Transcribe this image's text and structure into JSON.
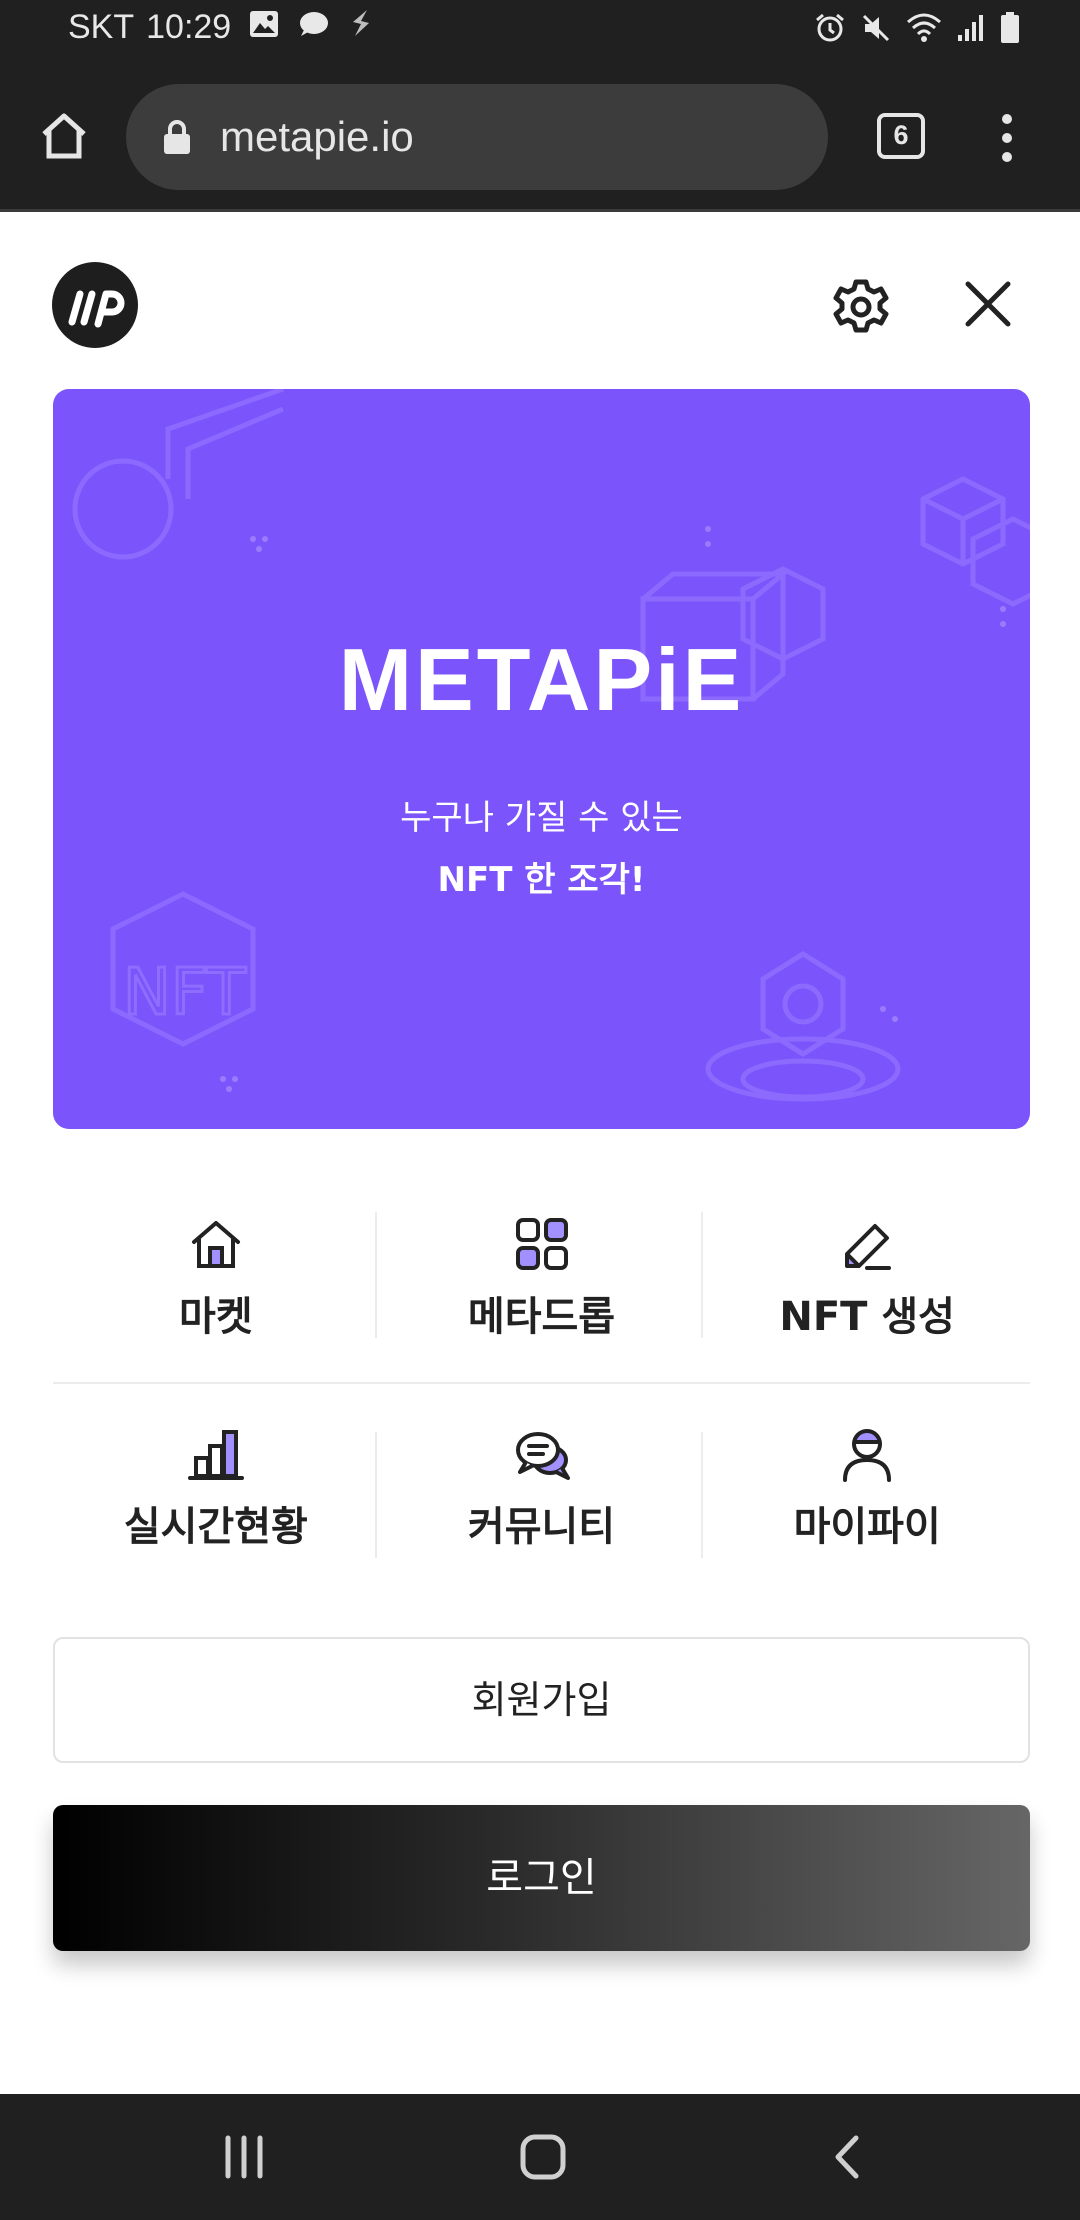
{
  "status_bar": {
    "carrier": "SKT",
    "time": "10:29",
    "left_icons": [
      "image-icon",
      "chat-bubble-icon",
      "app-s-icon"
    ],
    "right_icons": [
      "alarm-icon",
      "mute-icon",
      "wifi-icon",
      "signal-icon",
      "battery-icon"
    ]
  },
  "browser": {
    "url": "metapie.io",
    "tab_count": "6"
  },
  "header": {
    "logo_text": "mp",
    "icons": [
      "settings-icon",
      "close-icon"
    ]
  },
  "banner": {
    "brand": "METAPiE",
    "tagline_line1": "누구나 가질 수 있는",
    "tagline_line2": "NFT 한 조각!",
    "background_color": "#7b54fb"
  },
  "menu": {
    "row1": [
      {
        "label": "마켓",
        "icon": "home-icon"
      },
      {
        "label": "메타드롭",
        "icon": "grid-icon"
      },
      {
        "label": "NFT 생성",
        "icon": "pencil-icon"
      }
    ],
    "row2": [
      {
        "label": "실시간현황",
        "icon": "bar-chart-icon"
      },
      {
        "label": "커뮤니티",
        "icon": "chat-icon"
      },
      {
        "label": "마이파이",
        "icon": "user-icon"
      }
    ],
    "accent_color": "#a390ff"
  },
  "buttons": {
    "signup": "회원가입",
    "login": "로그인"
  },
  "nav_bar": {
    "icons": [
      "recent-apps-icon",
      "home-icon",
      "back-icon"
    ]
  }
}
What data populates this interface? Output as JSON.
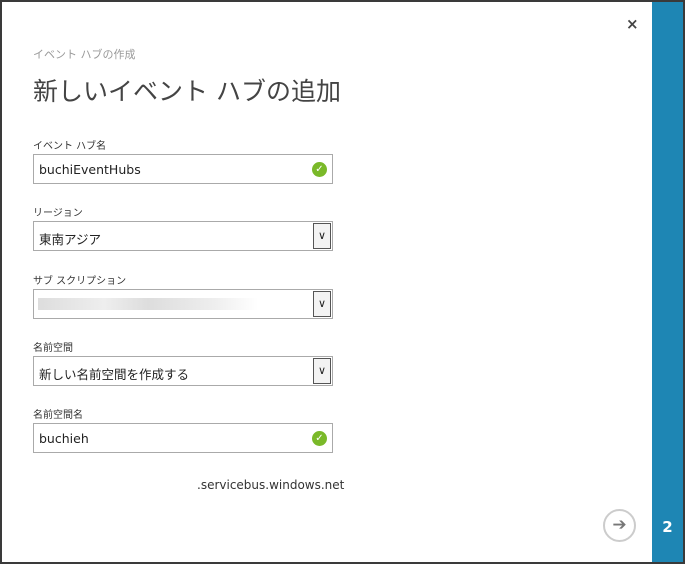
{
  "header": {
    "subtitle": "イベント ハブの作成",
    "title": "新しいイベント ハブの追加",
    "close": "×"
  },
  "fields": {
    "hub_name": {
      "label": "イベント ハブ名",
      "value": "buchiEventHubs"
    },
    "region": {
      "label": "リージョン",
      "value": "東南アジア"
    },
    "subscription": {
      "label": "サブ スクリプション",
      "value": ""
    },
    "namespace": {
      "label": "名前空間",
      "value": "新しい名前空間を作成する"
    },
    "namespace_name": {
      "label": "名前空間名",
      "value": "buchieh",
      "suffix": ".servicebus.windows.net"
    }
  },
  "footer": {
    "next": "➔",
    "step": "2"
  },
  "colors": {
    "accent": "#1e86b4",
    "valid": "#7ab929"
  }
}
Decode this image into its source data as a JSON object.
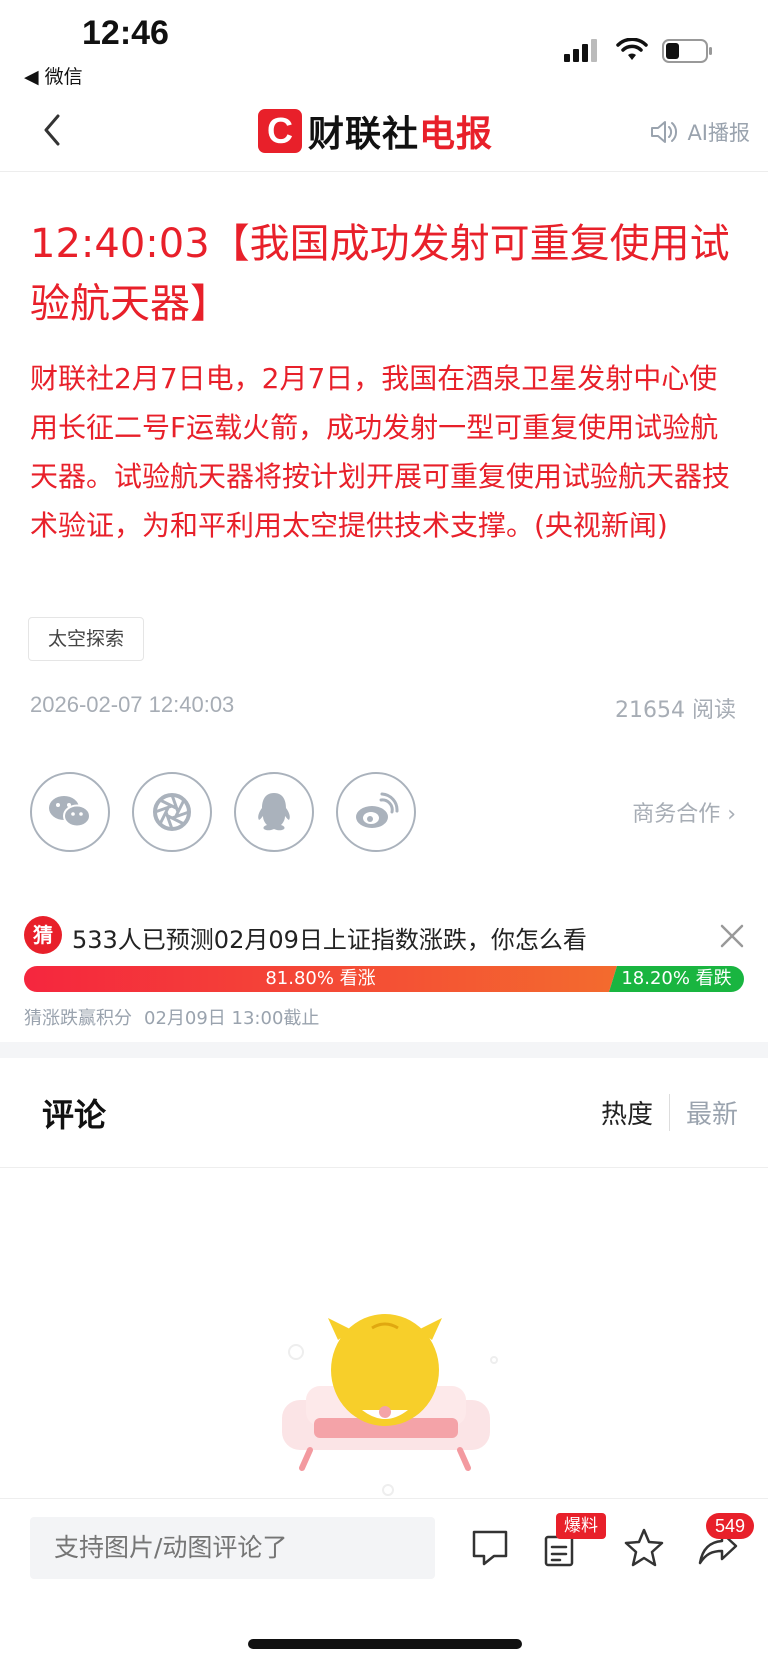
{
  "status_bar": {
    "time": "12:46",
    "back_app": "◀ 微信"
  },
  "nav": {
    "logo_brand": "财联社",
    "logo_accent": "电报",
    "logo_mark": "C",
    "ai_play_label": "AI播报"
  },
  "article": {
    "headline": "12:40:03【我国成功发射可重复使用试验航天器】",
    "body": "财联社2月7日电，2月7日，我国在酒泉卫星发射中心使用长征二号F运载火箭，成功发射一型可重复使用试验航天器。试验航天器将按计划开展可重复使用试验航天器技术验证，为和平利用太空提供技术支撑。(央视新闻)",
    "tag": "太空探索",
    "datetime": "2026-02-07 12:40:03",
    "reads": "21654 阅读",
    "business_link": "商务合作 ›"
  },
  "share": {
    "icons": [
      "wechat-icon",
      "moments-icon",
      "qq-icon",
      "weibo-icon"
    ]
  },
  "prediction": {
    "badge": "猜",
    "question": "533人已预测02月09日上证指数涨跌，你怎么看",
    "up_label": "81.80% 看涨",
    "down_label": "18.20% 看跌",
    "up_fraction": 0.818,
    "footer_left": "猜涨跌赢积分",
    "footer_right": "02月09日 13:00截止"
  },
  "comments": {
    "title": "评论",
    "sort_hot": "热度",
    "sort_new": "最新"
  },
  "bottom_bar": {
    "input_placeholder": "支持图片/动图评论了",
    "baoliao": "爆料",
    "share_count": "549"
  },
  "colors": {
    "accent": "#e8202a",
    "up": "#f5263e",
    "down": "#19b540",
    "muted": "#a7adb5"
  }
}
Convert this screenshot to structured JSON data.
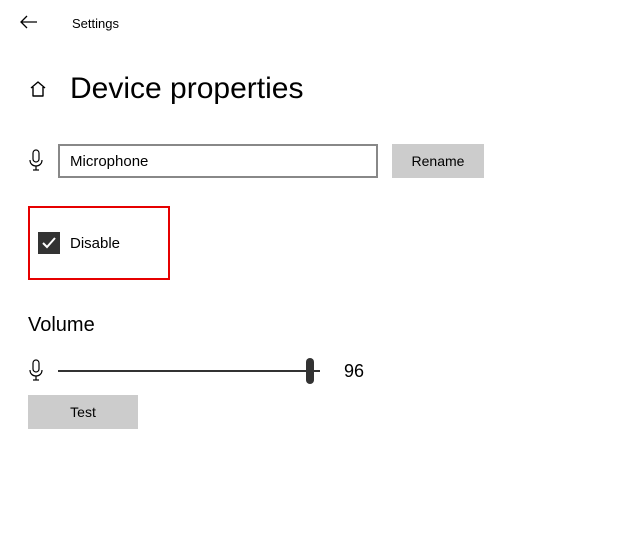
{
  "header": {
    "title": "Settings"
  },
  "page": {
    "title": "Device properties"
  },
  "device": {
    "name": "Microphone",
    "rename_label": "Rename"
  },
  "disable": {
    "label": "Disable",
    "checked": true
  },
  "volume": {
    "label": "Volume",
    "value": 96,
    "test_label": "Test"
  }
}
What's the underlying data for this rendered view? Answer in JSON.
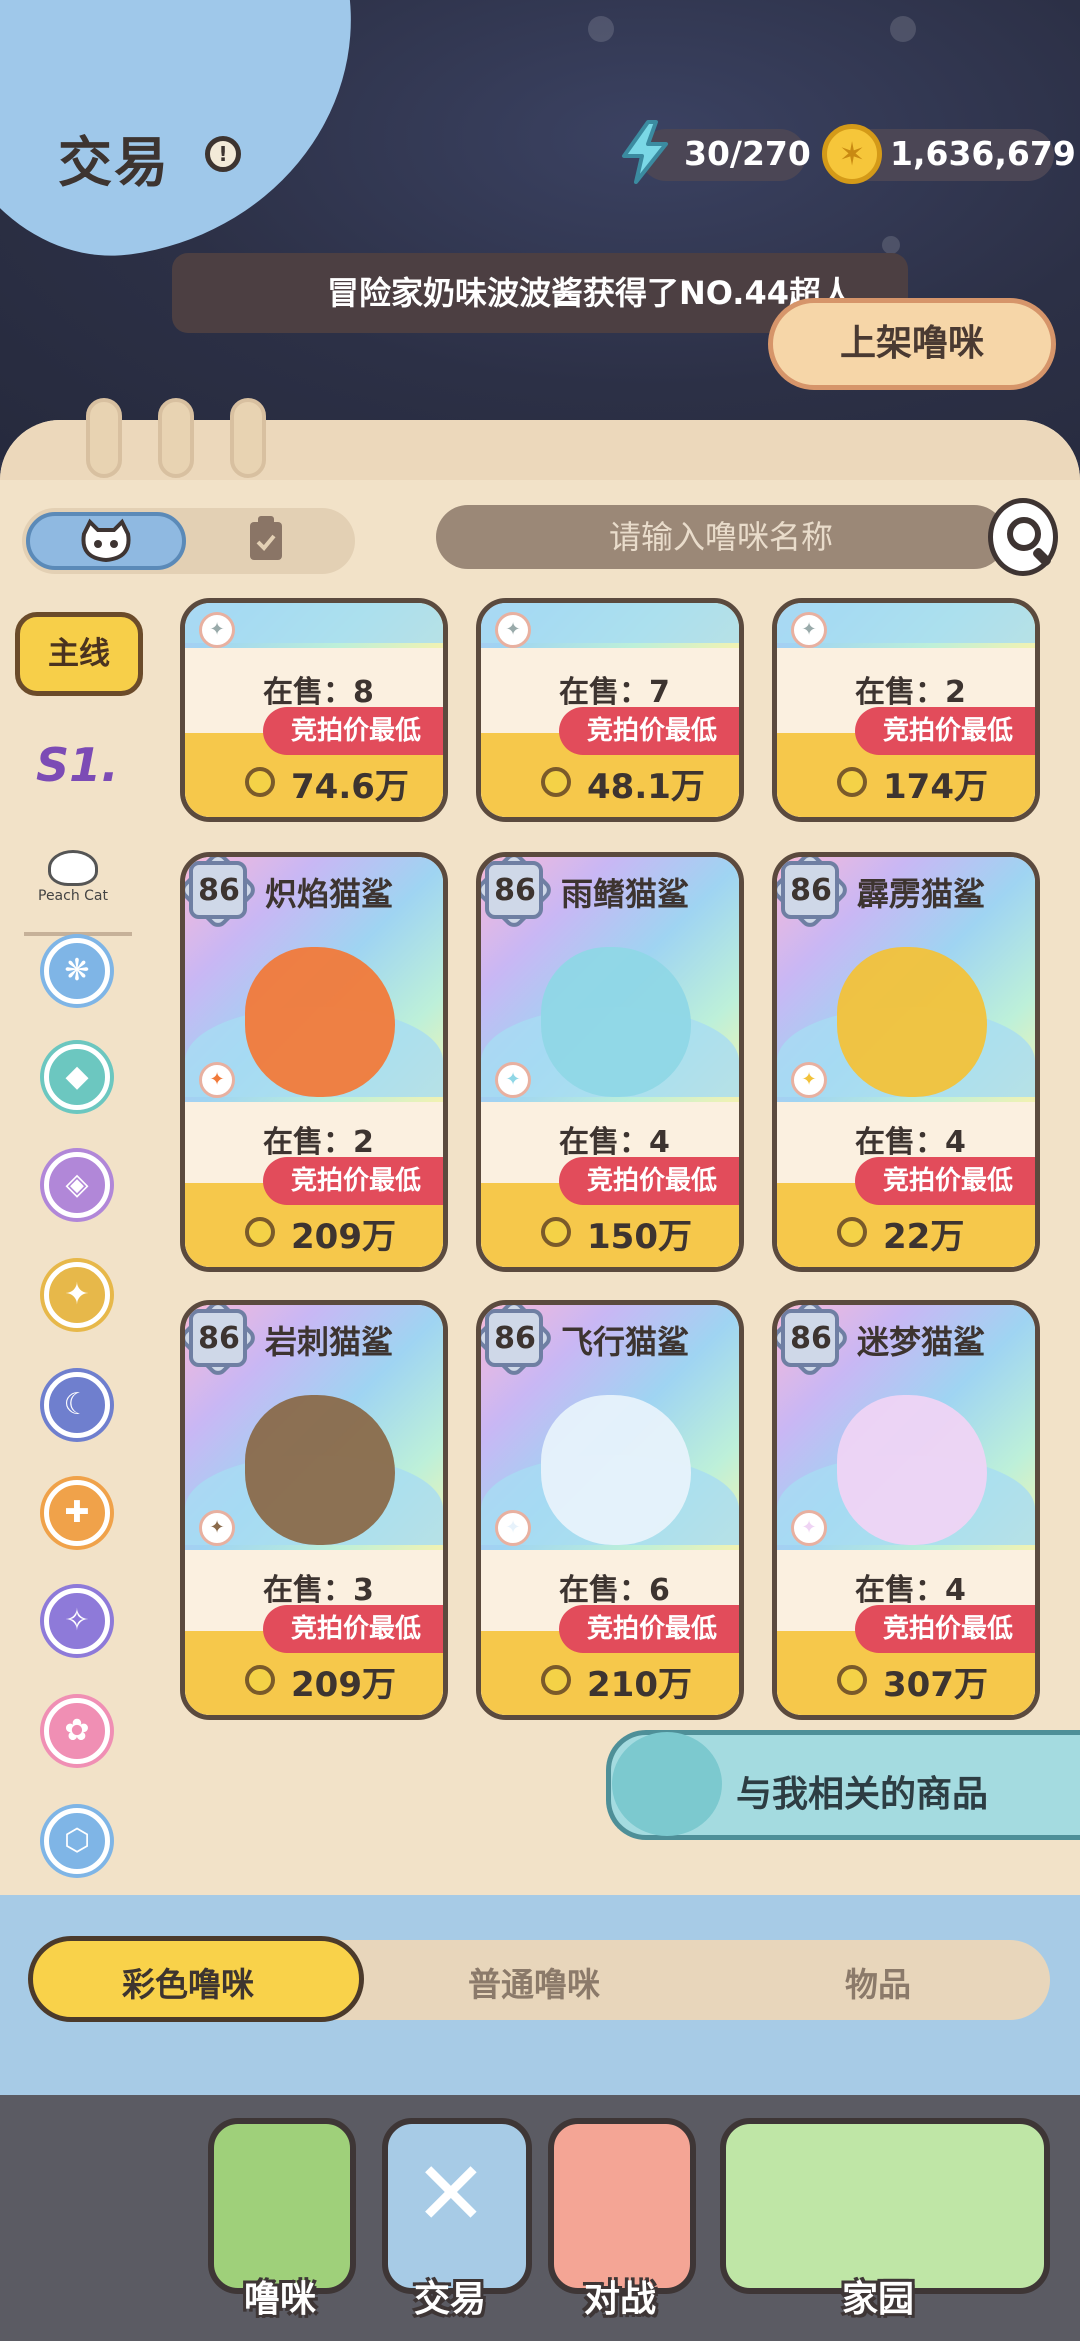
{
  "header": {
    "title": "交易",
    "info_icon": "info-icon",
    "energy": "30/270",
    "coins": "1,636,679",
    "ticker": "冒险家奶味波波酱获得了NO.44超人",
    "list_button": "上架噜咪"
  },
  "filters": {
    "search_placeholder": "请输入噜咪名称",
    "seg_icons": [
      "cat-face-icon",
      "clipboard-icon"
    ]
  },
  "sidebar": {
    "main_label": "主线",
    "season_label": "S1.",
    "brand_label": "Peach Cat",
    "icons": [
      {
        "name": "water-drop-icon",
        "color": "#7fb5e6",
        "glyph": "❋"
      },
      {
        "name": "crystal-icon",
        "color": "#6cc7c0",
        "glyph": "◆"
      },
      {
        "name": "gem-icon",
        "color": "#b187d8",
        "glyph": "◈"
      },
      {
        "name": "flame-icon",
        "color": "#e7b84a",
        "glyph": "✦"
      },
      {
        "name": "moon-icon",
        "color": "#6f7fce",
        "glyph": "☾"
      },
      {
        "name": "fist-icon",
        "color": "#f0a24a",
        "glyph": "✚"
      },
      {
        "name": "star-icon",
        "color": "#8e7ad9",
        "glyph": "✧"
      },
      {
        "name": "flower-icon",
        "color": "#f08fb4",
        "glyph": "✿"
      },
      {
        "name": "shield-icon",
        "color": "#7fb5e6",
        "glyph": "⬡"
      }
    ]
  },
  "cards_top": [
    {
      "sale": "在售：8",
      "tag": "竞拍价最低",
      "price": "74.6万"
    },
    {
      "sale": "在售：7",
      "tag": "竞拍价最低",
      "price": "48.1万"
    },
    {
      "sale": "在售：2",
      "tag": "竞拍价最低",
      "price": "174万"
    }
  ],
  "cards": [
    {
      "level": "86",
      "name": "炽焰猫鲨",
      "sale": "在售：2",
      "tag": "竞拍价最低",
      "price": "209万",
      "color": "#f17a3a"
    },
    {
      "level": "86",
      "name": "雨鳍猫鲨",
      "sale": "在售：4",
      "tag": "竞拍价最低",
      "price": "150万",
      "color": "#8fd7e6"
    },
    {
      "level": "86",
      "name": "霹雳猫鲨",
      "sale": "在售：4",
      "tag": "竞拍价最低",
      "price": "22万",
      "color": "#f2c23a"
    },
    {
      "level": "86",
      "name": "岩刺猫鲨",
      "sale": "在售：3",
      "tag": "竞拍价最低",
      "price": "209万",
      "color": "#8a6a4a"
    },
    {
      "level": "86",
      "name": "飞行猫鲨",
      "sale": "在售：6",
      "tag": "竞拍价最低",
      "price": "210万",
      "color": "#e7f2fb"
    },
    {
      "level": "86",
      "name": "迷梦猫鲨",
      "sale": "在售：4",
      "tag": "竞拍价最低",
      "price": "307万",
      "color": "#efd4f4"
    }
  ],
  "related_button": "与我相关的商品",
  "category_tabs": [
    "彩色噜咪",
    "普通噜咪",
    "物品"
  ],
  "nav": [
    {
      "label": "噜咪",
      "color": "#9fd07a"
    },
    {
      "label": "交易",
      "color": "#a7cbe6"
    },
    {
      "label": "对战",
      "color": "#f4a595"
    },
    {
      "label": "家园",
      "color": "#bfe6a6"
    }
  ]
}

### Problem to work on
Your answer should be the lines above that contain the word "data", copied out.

### Final answer
What data populates this interface? Output as JSON.
Decode this image into its source data as a JSON object.
Convert this screenshot to structured JSON data.
What's the underlying data for this rendered view? Answer in JSON.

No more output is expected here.